By Vinayak Chakravorty
You would love or hate this one largely depending on how you take the ending. For most parts watching the film, you gather that “The Silence Of The Marsh” is about a crime novelist who resorts to crime to draw inspiration for his stories. Then, as the film ends, the narrative tosses an open-ended spin that would seem born more out of the need to leave an impact than necessity.
That sort of an open ending is not uncommon in world cinema but it comes with a problem unless it is smart enough. Despite belonging to the saleable genre of crime thriller, Marc Vigil’s debut directorial feature film wouldn’t fit everyone’s idea of entertainment. The story could seem rather vague for many in the end — especially those who like their on-screen climaxes well-explained.
If you binged on “Money Heist”, you already know the film’s dapper lead actor Pedro Alonso, as Berlin from that web series. Here, he plays a silent, scheming novelist simply introduced as Q who doesn’t think twice before bumping off a cabbie because he finds him irritating. The protagonist of his book kills as easily, and when Q is asked, he coldly declares: “Because he can.”
Carlos de Pando and Sara Antuna’s screenplay, based on Juanjo Braulio’s novel of the same name as the film, draws you into the narrative on that note, and you are instantly interested. The concept seems tailormade for an enjoyable neo-noir thriller that mixes psychological drama with a twist of tension, you reckon.
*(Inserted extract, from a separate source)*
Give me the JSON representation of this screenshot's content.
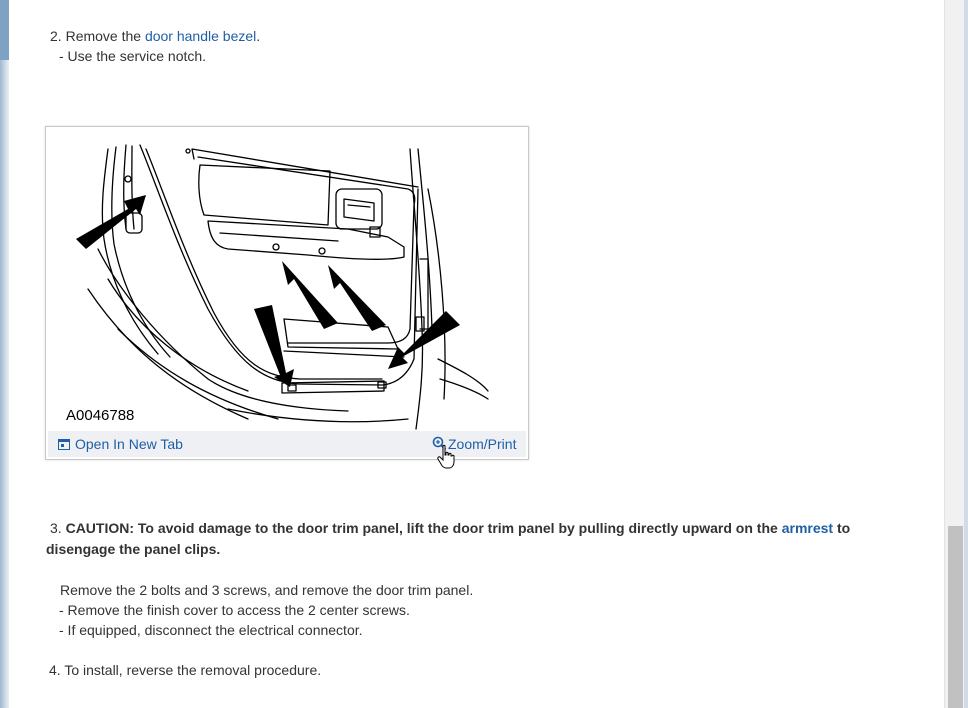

The idea of a writer or creative artiste letting himself be pushed by darker psyche in order to create something perfect is not new. Random recall would bring the Coen Brothers’ gem “Barton Fink” to mind, or Spike Jonze’s simply brilliant “Adaptation”. Nearly two decades back Matthew Parkhill made “Dot The i” (which spawned Bollywood ‘inspirations’ of varying messed-up proportions as “Shabd” and “Naqaab”).
Each of these international efforts, while bearing a broader likeness in theme, are wholly different from each other, and “The Silence Of The Marsh” comes with its individual stamp, too.
The trouble with Marc Vigil’s feature is you get the feeling the film cannot decide what it wants to be. “The Silence Of The Marsh” is too abstruse in its narrative style to engage the wider audience, and at the same time, despite its abstract overtones, not intelligent enough as a thriller to surprise the more cinematically-versed.
If the idea was to solely cash in on Pedro Alonso’s post “Money Heist” star status that bit should work for the film. Alonso as Q makes for a mean psycho, ruthless at all times and violent when he needs to be. It is a quietly evil role, and Alonso renders the right amount of menace. In a film that does not have too many characters, he does well to hold it together with assured screen presence.
For a 92-minute deal, “The Silence Of The Marsh” is okay for a watch if you are game for an unusual package that intrigues, never mind it is imperfect.